Another significant statistic involved the advancement in the university’s retention and graduation rates.

The latest retention rate from Fall 2016 to Fall 2017 increased to a record 89.5 percent. The retention rate among Baylor undergraduates from Fall 2016 to Fall 2017 is 91.2 percent, also the highest ever.

“I would say that belonging is the number one factor that correlates with students staying and earning a degree from Baylor,” Associate Vice Provost for Academic Enrollment Management Dr. Sinda Vanderpool wrote in an email to The Lariat. “Each fall, we administer a survey called New2BU early in the fall semester for our new freshmen and transfers. As we regress on past cohorts and study the data, the more likely a student is to ‘strongly agree’ with the statement ‘I belong at Baylor’ the more likely she is to stay and graduate from Baylor.”

Dr. Vanderpool said that students can help improve the retention rate in ways other than just staying at Baylor themselves.
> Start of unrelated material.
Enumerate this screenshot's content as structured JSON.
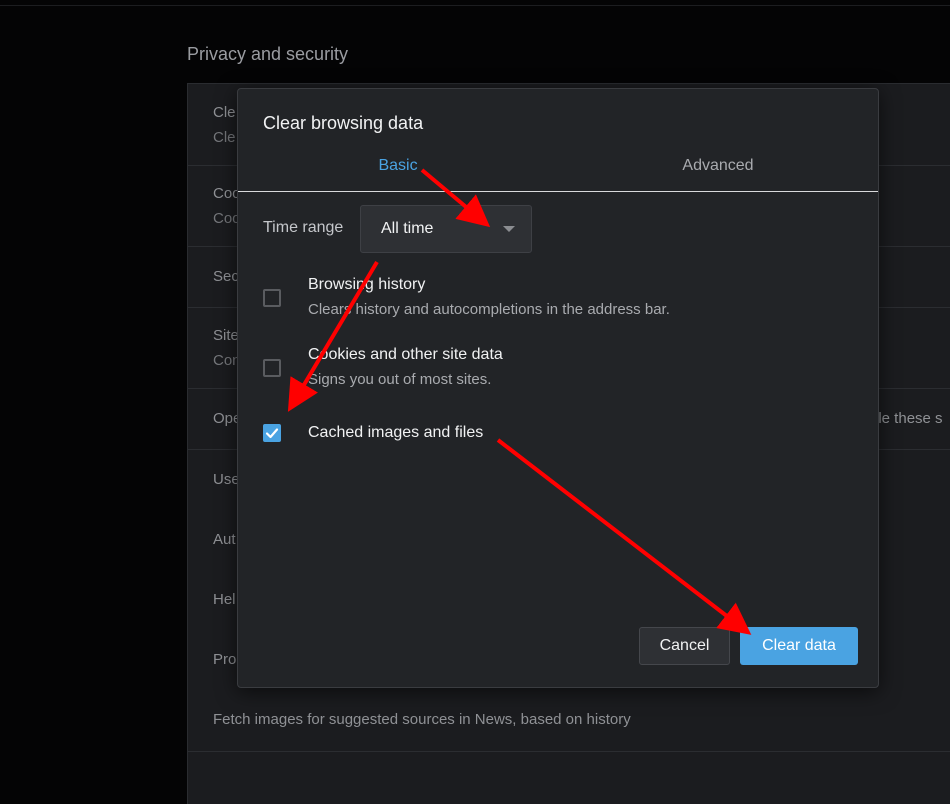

“Students create the culture on campus,” Vanderpool wrote in an email to the Lariat. “When you notice a new student in your class or around campus, consider taking the time to stop and say ‘welcome’ or ask them to coffee. These simple things may make a huge difference in helping that student feel that he belongs. We’ve found that continuing students talking to new students about their own transition, including discussing how they overcame obstacles in the first year, remember that first Chemistry quiz?, can be incredibly impactful.

Baylor’s graduation rates continue to move forward at a record pace. Data from Baylor’s Institutional Research and Testing website shows:

  • the four-year graduation rate among the Fall 2013 cohort at a record 62.9 percent.
  • the five-year graduation rate for the Fall 2012 cohort at a record 77.4 percent.
  • the six-year graduation rate for the Fall 2011 cohort at a record 76.6 percent.
  • “Improving four year graduation rates has a tremendously positive impact on students in the sense of affordability,” Vice Provost for Undergraduate Education and Institutional Effectiveness Dr. Wes Null said. “Obviously four years is less expensive than five, and we also know that scholarships, in most if not all cases, only last four years, so we know that the most expensive year is the fifth year and in addition to that students can’t be pursuing other things during that fifth year after they’ve graduated — such as graduate school, professional school or entering the work force, so there’s all sorts of reason why four year rates make sense for students.”

    Baylor’s overall enrollment measured at 17,059 students. The University has enrolled 14,316 undergraduate students and 2,743 graduate and professional students in the Graduate School, George W. Truett Theological Seminary, Baylor Law School, Diana R. Garland School of Social Work, the online MBA program in the Hankamer School of Business and Baylor/U.S. Army affiliated degree programs.

    Dr. Null said that some ways students can help improve these rates during their time on campus are to, take their advising session very seriously and prepare for them as their advisors ask them to do; be open and willing to changing majors as soon as possible when they find out that major doesn’t best fit them; study hard, prepare for classes and attend class; take as many hours as they can to challenge themselves, and take classes in the summer.